NASA hears 'heartbeat' signal from Voyager 2 probe a week after losing contact

An illustration of two tiny spacecraft exiting a big blue ball representing the solar system
An illustration of Voyager 1 and 2 about to exit the heliosphere, the boundary that separates our solar system from interstellar space. (Image credit: NASA/ JPL)

More than a week after accidentally cutting off communications with the Voyager 2 probe, NASA officials heard a hopeful signal that may allow them to reestablish contact with the interstellar traveler months ahead of schedule.

On Aug. 1, NASA's Jet Propulsion Laboratory (JPL) Twitter account confirmed that engineers had received a transmission called a carrier signal from Voyager 2 — which is currently cruising beyond the edge of the solar system more than 12.3 billion miles (19.9 billion kilometers) from Earth. 

"A bit like hearing the spacecraft's 'heartbeat,' it confirms the spacecraft is still broadcasting, which engineers expected," JPL officials tweeted.  

This "heartbeat" signal indicated that Voyager 2 is still functioning even after a series of planned operations on July 21 accidentally angled the probe's antenna about two degrees away from Earth, all but cutting off communications between Voyager and NASA's Deep Space Network — the international array of radio antennas that support NASA's interplanetary missions.
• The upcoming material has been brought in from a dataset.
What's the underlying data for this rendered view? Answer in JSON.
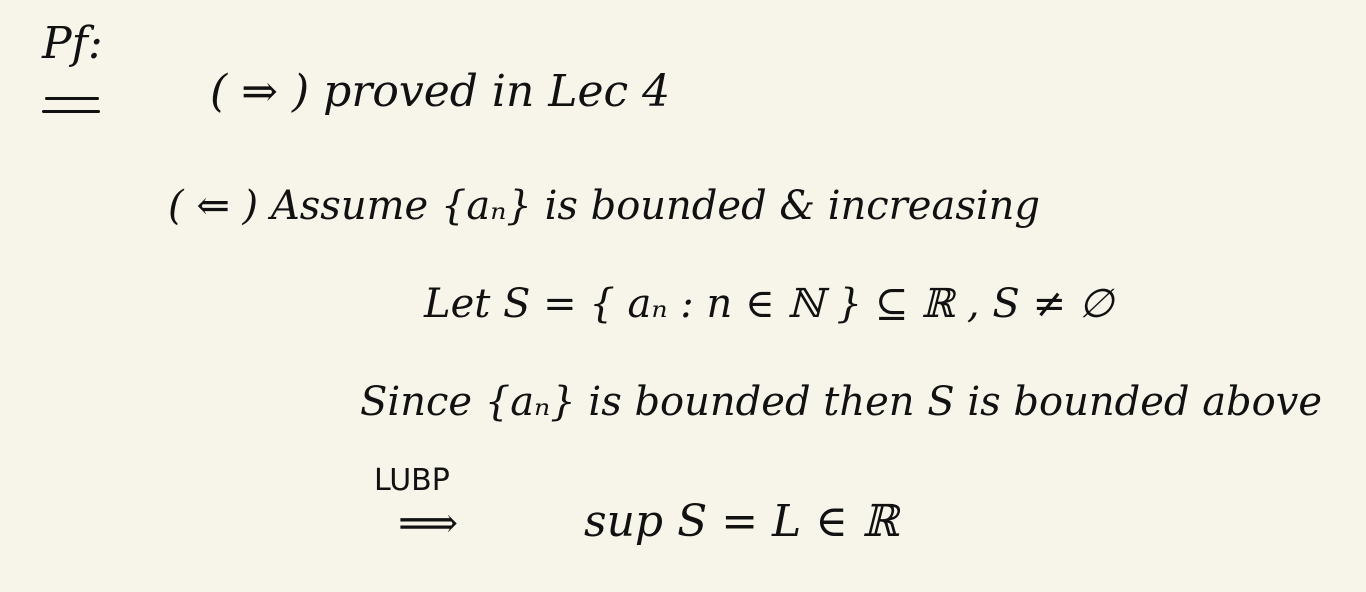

Related: Voyager 1 sends strange signals from beyond the solar system. Scientists are confused.

With the "heartbeat" confirmed, NASA will next try and send a command back to Voyager 2 to coax the probe into angling its antenna back toward Earth. Typically, it takes about 18.5 hours for a command to reach Voyager 2, and another 18.5 hours for Earth to receive a transmission back from the probe, according to Scientific American, so we may know its fate in the next two days.

If the forced realignment fails, Voyager 2 is expected to reset its antenna to the Earth-facing position on Oct. 15, in one of a planned series of auto-resets that occur throughout the year.

Voyager 2 and its twin Voyager 1 were launched into space in August and September 1977, respectively, 16 days apart from one another. Both probes shot past the outer solar system planets before venturing onward toward the edge of the heliosphere — the outermost layer of the sun's atmosphere, which separates our solar system from interstellar space.

Voyager 1 cracked the heliosphere first, reaching interstellar space in August 2012. It is currently cruising about 14.8 billion miles (23.8 billion km) from our planet, making it the single most distant human made object from Earth ever created. Voyager 2 followed in its twin's thruster-steps several years later, leaving the heliosphere in November 2018.

Both probes currently have enough power and fuel to last until at least 2025, according to NASA. Following this, they will become two of the most expensive record players of all time; both probes carry copies of the famous Voyager Golden Record — a double-sided collection of songs and sounds meant to encapsulate the natural and musical heritage of Earth for any audiophile aliens who happen upon them. Both probes also contain a music player with pictorial instructions, and a map of Earth's location relative to a handful of ultrabright quasars, for aliens eager to hear what sounds we Earthlings have cooked up since the 1970s. 

Brandon Specktor

Brandon is the space/physics editor at Live Science. His writing has appeared in The Washington Post, Reader's Digest,, the Richard Dawkins Foundation website and other outlets. He holds a bachelor's degree in creative writing from the University of Arizona, with minors in journalism and media arts. He enjoys writing most about space, geoscience and the mysteries of the universe.